*What you are asked to do*: Repeat each entry below exactly, omitting any picture it holds.

*Extracted information*:

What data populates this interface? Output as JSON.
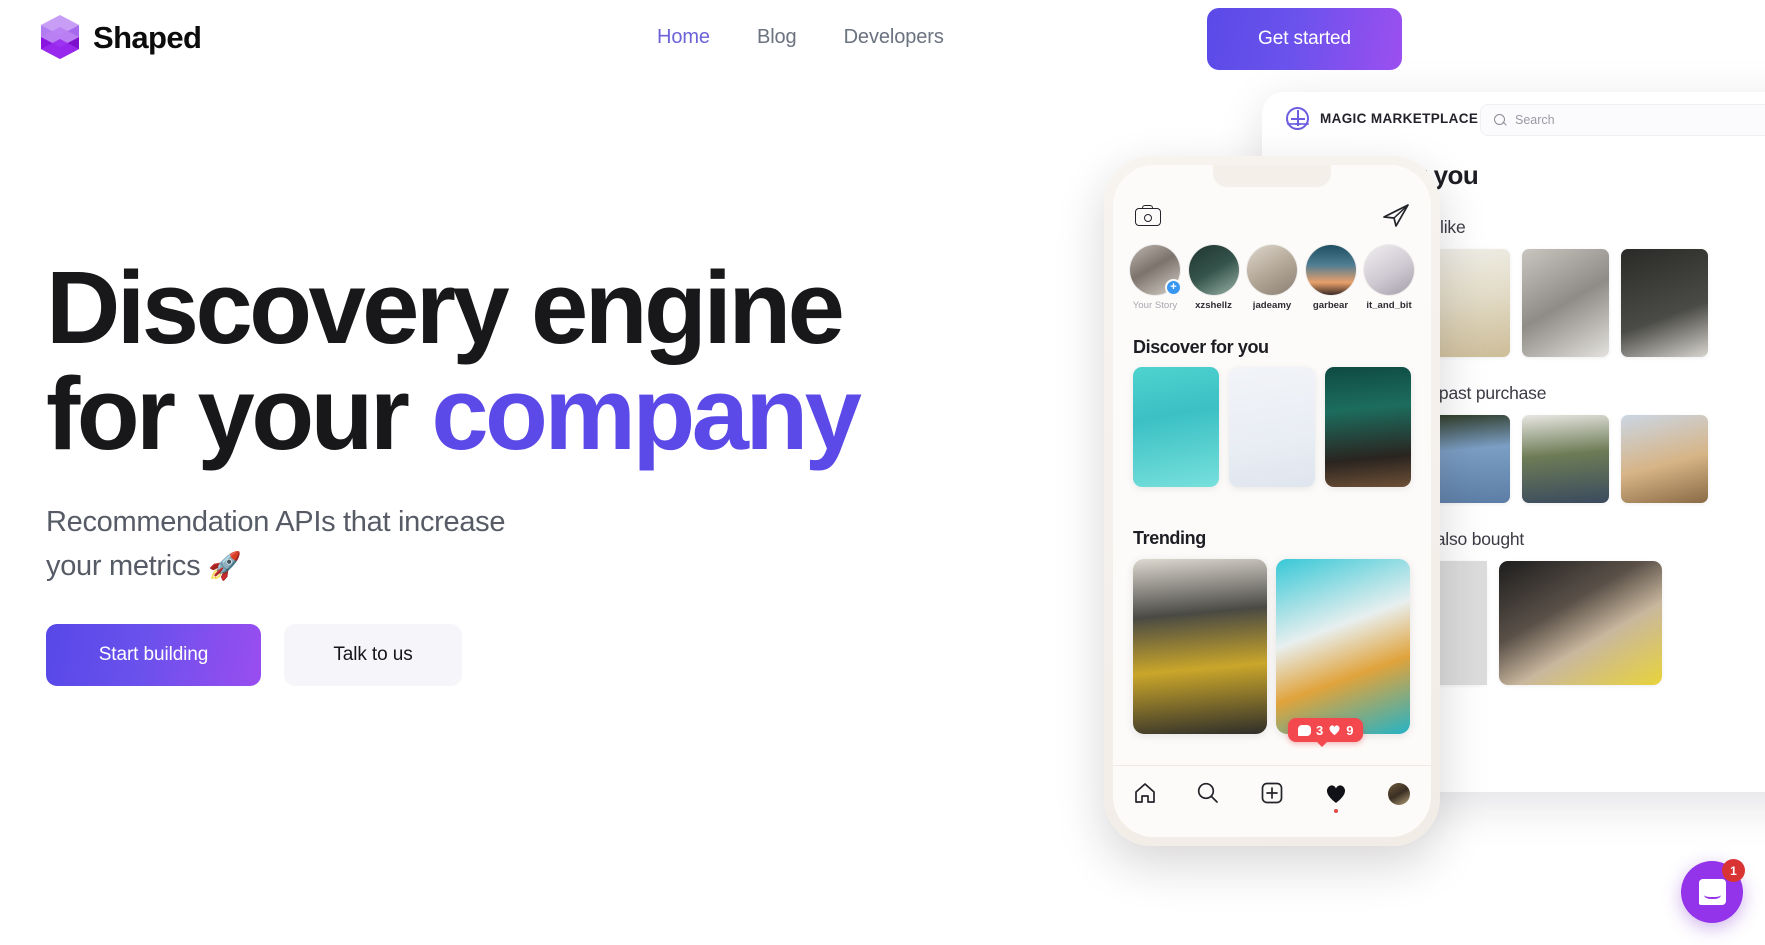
{
  "brand": {
    "name": "Shaped",
    "logo_icon": "stacked-cube-logo",
    "colors": {
      "logo_light": "#c08ef0",
      "logo_mid": "#a855f7",
      "logo_dark": "#8b19e8"
    }
  },
  "nav": {
    "links": [
      {
        "label": "Home",
        "active": true
      },
      {
        "label": "Blog",
        "active": false
      },
      {
        "label": "Developers",
        "active": false
      }
    ],
    "cta": {
      "label": "Get started"
    }
  },
  "hero": {
    "headline_line1": "Discovery engine",
    "headline_line2_plain": "for your ",
    "headline_line2_accent": "company",
    "subhead_line1": "Recommendation APIs that increase",
    "subhead_line2": "your metrics ",
    "subhead_emoji": "🚀",
    "primary_cta": "Start building",
    "secondary_cta": "Talk to us"
  },
  "phone": {
    "icons": {
      "camera": "camera-icon",
      "send": "paper-plane-icon"
    },
    "stories": [
      {
        "name": "Your Story",
        "muted": true,
        "has_plus": true
      },
      {
        "name": "xzshellz",
        "muted": false,
        "has_plus": false
      },
      {
        "name": "jadeamy",
        "muted": false,
        "has_plus": false
      },
      {
        "name": "garbear",
        "muted": false,
        "has_plus": false
      },
      {
        "name": "it_and_bit",
        "muted": false,
        "has_plus": false
      }
    ],
    "discover_title": "Discover for you",
    "trending_title": "Trending",
    "engagement": {
      "comments": "3",
      "likes": "9"
    },
    "bottom_nav": [
      {
        "icon": "home-icon",
        "active": false
      },
      {
        "icon": "search-icon",
        "active": false
      },
      {
        "icon": "add-post-icon",
        "active": false
      },
      {
        "icon": "heart-icon",
        "active": true
      },
      {
        "icon": "profile-avatar-icon",
        "active": false
      }
    ]
  },
  "marketplace": {
    "logo_icon": "peace-sign-icon",
    "title": "MAGIC MARKETPLACE",
    "search_placeholder": "Search",
    "heading": "Shop for you",
    "sections": [
      {
        "title": "You might also like",
        "count": 4
      },
      {
        "title": "Based on your past purchase",
        "count": 4
      },
      {
        "title": "Users like you also bought",
        "count": 2
      }
    ]
  },
  "chat": {
    "icon": "chat-bubble-icon",
    "badge": "1"
  },
  "theme": {
    "accent_purple": "#5b4ae8",
    "nav_active": "#6d63d8",
    "text_dark": "#18181b",
    "text_muted": "#565b66",
    "gradient_start": "#5748e9",
    "gradient_end": "#9a4df0",
    "chat_purple": "#9333ea",
    "badge_red": "#d93333"
  }
}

*Answer area*:
What data populates this interface? Output as JSON.
{
  "brand": {
    "name": "Shaped",
    "logo_icon": "stacked-cube-logo",
    "colors": {
      "logo_light": "#c08ef0",
      "logo_mid": "#a855f7",
      "logo_dark": "#8b19e8"
    }
  },
  "nav": {
    "links": [
      {
        "label": "Home",
        "active": true
      },
      {
        "label": "Blog",
        "active": false
      },
      {
        "label": "Developers",
        "active": false
      }
    ],
    "cta": {
      "label": "Get started"
    }
  },
  "hero": {
    "headline_line1": "Discovery engine",
    "headline_line2_plain": "for your ",
    "headline_line2_accent": "company",
    "subhead_line1": "Recommendation APIs that increase",
    "subhead_line2": "your metrics ",
    "subhead_emoji": "🚀",
    "primary_cta": "Start building",
    "secondary_cta": "Talk to us"
  },
  "phone": {
    "icons": {
      "camera": "camera-icon",
      "send": "paper-plane-icon"
    },
    "stories": [
      {
        "name": "Your Story",
        "muted": true,
        "has_plus": true
      },
      {
        "name": "xzshellz",
        "muted": false,
        "has_plus": false
      },
      {
        "name": "jadeamy",
        "muted": false,
        "has_plus": false
      },
      {
        "name": "garbear",
        "muted": false,
        "has_plus": false
      },
      {
        "name": "it_and_bit",
        "muted": false,
        "has_plus": false
      }
    ],
    "discover_title": "Discover for you",
    "trending_title": "Trending",
    "engagement": {
      "comments": "3",
      "likes": "9"
    },
    "bottom_nav": [
      {
        "icon": "home-icon",
        "active": false
      },
      {
        "icon": "search-icon",
        "active": false
      },
      {
        "icon": "add-post-icon",
        "active": false
      },
      {
        "icon": "heart-icon",
        "active": true
      },
      {
        "icon": "profile-avatar-icon",
        "active": false
      }
    ]
  },
  "marketplace": {
    "logo_icon": "peace-sign-icon",
    "title": "MAGIC MARKETPLACE",
    "search_placeholder": "Search",
    "heading": "Shop for you",
    "sections": [
      {
        "title": "You might also like",
        "count": 4
      },
      {
        "title": "Based on your past purchase",
        "count": 4
      },
      {
        "title": "Users like you also bought",
        "count": 2
      }
    ]
  },
  "chat": {
    "icon": "chat-bubble-icon",
    "badge": "1"
  },
  "theme": {
    "accent_purple": "#5b4ae8",
    "nav_active": "#6d63d8",
    "text_dark": "#18181b",
    "text_muted": "#565b66",
    "gradient_start": "#5748e9",
    "gradient_end": "#9a4df0",
    "chat_purple": "#9333ea",
    "badge_red": "#d93333"
  }
}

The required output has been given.